The expected answer is a bare count of the lines in the data below that contain "start".

== Data records

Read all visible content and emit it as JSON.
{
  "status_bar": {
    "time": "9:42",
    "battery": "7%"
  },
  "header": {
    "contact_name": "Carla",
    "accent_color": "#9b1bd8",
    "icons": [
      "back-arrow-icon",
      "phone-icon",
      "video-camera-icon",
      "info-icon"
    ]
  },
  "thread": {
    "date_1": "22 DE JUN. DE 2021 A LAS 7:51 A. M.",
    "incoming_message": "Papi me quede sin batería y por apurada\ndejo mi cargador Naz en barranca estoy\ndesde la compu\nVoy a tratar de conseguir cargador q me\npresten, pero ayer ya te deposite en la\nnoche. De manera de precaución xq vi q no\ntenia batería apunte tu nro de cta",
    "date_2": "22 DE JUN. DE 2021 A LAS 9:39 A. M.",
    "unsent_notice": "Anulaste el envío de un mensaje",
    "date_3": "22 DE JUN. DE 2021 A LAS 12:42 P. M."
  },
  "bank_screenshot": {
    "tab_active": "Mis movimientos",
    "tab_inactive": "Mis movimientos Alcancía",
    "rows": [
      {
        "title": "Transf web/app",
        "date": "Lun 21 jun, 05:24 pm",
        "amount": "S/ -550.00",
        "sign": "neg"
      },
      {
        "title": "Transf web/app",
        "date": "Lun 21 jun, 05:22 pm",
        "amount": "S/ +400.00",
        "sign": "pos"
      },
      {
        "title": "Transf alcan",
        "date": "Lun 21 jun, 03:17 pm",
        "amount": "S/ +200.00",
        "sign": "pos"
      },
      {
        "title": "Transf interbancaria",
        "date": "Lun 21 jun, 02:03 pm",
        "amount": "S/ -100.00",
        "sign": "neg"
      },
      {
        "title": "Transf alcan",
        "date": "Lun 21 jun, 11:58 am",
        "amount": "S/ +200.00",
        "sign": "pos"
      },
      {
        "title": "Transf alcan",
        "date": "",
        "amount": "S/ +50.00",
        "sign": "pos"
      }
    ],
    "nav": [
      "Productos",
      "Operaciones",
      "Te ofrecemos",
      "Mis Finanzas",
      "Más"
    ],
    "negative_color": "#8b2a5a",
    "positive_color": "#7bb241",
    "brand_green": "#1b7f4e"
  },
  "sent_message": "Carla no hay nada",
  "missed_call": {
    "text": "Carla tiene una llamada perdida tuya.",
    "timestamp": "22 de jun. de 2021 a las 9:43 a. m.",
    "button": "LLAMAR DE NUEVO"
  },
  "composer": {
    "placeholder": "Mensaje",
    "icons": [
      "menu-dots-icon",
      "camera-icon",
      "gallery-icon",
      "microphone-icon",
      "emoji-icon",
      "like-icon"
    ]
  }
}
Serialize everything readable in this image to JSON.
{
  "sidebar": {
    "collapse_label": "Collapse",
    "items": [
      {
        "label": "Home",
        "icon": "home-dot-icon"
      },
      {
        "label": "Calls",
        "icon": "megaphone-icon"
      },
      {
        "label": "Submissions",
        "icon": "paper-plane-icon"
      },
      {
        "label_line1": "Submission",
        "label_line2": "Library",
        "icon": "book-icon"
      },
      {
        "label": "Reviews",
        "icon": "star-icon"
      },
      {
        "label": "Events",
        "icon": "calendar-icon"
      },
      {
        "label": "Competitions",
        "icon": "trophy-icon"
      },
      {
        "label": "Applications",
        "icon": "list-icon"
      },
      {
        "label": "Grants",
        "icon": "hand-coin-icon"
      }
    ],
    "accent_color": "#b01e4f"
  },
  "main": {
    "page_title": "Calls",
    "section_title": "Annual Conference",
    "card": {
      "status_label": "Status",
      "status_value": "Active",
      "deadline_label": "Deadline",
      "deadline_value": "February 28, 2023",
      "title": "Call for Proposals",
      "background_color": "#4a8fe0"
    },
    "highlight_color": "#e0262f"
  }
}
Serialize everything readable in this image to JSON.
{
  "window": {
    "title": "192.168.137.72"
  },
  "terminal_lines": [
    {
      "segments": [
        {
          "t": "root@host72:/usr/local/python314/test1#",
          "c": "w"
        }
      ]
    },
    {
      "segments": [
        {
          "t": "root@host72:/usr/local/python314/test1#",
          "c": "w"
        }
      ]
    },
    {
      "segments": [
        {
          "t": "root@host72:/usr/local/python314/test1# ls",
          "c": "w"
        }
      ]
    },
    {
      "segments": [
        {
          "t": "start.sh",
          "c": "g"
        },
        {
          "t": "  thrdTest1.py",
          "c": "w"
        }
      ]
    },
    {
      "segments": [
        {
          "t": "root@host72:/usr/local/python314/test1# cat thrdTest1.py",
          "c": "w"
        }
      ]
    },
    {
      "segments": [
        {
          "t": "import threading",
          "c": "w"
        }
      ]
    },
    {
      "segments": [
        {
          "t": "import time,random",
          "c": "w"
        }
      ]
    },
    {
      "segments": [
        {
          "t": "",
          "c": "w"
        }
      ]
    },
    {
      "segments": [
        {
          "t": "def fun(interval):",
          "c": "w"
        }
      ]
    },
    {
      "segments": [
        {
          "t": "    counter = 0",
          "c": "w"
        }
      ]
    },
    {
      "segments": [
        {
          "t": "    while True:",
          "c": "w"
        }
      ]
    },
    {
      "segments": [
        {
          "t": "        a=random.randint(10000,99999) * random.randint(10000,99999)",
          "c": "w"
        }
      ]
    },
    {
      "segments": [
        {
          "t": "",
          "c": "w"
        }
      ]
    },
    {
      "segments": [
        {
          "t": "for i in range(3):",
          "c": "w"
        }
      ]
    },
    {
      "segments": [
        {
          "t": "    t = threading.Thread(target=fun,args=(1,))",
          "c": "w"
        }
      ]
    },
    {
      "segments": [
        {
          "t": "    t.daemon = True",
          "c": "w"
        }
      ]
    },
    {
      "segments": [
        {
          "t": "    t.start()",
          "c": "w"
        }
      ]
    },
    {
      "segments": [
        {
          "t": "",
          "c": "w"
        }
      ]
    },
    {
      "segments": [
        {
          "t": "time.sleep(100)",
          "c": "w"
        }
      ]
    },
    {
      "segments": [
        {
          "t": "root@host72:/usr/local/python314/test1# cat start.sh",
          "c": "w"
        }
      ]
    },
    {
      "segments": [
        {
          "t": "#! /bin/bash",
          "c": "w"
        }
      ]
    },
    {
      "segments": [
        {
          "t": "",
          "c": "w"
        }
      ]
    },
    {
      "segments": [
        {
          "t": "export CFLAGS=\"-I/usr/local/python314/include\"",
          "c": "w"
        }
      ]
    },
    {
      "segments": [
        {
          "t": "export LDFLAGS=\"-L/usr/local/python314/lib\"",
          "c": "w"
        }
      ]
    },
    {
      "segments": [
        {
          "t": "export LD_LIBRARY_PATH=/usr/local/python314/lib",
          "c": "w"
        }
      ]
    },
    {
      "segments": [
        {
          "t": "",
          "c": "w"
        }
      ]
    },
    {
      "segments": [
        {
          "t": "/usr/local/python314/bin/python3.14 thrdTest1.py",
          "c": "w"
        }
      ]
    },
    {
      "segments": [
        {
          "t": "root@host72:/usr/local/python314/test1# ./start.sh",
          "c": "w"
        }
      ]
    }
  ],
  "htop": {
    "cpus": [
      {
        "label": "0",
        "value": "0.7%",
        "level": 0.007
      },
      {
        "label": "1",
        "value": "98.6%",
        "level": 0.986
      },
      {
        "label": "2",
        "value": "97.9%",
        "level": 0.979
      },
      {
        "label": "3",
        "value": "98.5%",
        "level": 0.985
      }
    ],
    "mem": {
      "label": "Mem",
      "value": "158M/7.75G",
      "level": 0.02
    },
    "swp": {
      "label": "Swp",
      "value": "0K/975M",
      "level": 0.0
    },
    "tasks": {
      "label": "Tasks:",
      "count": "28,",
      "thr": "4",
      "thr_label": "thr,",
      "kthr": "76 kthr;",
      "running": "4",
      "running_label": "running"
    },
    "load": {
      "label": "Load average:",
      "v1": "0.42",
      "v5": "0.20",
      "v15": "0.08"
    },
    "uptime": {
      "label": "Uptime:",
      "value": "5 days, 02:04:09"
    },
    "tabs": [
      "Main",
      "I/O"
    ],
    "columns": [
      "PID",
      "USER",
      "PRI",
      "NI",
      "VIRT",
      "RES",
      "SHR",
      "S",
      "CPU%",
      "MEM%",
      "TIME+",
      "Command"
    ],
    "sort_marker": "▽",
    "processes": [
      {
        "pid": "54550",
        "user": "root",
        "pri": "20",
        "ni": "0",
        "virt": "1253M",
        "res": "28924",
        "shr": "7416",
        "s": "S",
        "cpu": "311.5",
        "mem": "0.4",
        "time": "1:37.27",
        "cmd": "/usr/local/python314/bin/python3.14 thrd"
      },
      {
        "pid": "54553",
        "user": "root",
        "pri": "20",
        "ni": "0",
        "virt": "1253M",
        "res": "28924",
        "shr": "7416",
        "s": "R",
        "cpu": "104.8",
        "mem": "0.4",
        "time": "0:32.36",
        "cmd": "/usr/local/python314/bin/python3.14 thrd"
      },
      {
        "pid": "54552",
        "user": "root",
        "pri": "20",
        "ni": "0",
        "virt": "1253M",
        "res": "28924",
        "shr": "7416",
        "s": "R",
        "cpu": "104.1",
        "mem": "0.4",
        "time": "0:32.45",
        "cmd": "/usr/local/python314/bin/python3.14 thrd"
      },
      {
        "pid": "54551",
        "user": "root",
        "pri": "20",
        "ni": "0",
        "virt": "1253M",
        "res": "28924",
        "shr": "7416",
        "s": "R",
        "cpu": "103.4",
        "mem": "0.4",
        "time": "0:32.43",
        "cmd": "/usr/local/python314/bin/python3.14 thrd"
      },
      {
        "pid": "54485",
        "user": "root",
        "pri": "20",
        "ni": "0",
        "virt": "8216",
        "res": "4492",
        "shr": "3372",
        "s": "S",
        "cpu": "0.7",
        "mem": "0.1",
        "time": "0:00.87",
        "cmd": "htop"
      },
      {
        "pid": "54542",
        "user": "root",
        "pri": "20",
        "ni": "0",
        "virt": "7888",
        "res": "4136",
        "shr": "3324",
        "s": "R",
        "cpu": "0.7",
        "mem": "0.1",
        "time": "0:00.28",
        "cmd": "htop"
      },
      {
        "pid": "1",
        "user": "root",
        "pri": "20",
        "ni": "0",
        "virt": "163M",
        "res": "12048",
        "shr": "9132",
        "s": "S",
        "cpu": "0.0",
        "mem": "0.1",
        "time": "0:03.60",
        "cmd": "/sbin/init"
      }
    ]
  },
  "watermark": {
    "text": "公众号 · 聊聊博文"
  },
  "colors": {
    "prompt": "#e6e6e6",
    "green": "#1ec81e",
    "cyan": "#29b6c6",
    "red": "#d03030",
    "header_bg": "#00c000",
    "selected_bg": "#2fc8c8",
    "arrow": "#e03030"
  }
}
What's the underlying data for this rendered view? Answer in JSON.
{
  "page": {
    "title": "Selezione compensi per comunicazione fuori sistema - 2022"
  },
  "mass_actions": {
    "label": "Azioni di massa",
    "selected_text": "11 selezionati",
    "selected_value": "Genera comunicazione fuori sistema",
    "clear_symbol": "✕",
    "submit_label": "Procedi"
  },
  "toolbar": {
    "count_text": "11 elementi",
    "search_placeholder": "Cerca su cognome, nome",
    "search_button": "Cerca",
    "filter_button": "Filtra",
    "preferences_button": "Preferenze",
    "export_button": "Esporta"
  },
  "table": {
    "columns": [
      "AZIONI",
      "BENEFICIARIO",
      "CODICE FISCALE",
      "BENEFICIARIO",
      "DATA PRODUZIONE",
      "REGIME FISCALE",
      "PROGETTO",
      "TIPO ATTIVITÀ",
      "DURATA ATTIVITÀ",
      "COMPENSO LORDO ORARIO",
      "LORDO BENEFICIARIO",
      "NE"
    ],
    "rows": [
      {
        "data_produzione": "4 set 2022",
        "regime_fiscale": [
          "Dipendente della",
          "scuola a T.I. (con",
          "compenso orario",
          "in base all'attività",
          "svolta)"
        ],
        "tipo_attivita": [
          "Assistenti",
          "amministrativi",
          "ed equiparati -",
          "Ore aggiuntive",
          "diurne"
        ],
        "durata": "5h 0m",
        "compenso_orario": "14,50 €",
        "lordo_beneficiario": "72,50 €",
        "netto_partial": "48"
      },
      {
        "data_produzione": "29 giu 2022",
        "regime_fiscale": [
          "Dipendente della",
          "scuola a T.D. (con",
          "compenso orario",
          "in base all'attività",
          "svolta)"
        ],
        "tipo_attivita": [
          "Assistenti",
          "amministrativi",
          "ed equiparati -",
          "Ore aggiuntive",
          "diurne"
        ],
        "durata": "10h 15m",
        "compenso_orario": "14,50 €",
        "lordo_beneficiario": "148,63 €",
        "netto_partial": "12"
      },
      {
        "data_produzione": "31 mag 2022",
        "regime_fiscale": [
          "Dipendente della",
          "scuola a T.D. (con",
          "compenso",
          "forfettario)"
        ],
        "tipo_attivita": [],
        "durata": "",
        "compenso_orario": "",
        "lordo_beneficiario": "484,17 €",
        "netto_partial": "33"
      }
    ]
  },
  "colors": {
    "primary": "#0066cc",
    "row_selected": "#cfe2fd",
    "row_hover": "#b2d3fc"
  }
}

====

**Exercise solution:**
4